Author: Marcel Danesi
In Pi (π) in Nature, Art, and Culture Marcel Danesi revisits the importance of π as a pattern in the structure of reality, fitting in with the Pythagorean view of Order. Pi has cropped up in formulas that describe natural and physical structures which, on the surface, seem to have nothing to do with a circle, but might harbor the archetype of circularity as a principle.

Through π, this book thus revisits the implicit ancient Greek view that geometry was a 'hermeneutic science,' a discipline aiming to investigate the connectivity among numbers, shapes, and natural phenomena.
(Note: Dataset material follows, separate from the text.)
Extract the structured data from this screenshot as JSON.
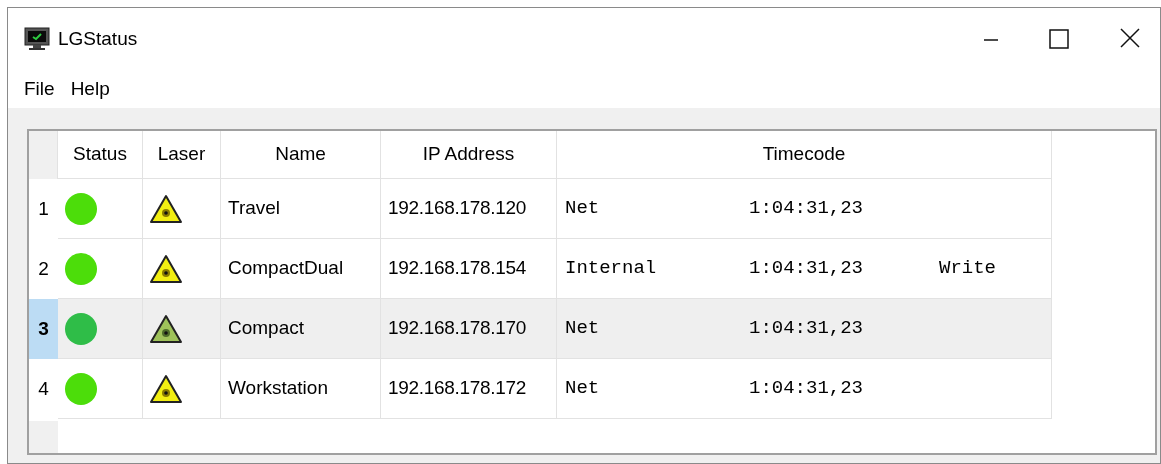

It also examines its manifestations in aesthetic, symbolic and cultural structures, which point to an abiding fascination with the circle as an unconscious archetype. Hermeneutic geometry is ultimately about the exploration of the meanings of geometric-mathematical notions to science and human life.
California Sojourns in Five Lessons
Site-Seeing Aesthetics: California Sojourns in Five Installations takes the reader to Dodger Stadium, Fort Ross, Chinese Camp, the Winchester House, and letters from the Gold Country in a writing and reading of cultural time and site performance. These sojourns’ are informed by insights from among other literary and cultural studies, site-specific performance studies, human geography, archeology, and history into a kind of “literary chorography.” Along the road, the book considers how places come before us as dramatized, hybrid creations of layered and “haunted” scripts. In its interdisciplinary nature, Site-Seeing in California thus gestures to alternate paths into our time’s fascination with place, region, and memory, engaging also with questions of and dialogues between region and transnationalism in their aesthetic reflections.
Author: Sofia Zoitou
In Staging Holiness. The Case of Hospitaller Rhodes (ca. 1309-1522) Sofia Zoitou offers a study of the history of relic collections, devotional rituals and sites invested with special meaning in Rhodes, during a time when the island became one of the most frequented ports of call for ships carrying pilgrims from Venice to the Holy Land. Scrutinizing late medieval travel reports by pilgrims from all over Europe along with extant historical, archaeological, visual and material evidence, Sofia Zoitou traces the various forms of the Rhodian cultic sites’ evolution and perception, ultimately considered as an overall artistic strategy for the staging of the sacred.
In the present work, a legal philosopher (Angela Condello) and a literaray scholar (Tiziano Toracca) develop the idea that a comparison between law and literature must be framed starting from the modes in which law and literature function. In this sense, they read law and literature as arts of compromising characterized by an analogous and yet, at the same time, profoundly different structure. Both, in fact, mediate conflicts between norms and transgressions, and more precisely between a principle of normativity (repression), on the one hand; and a principle of counternormativity (repressed), on the other hand. Through a progression in three steps, aimed at clarifying some peculiarities of law (1) and literature (2), by referring to examples of their interaction (3), the authors finally sketch some relevant hypotheses on why a placement across these two arts of compromising suggests some theoretical itineraries on their threshold.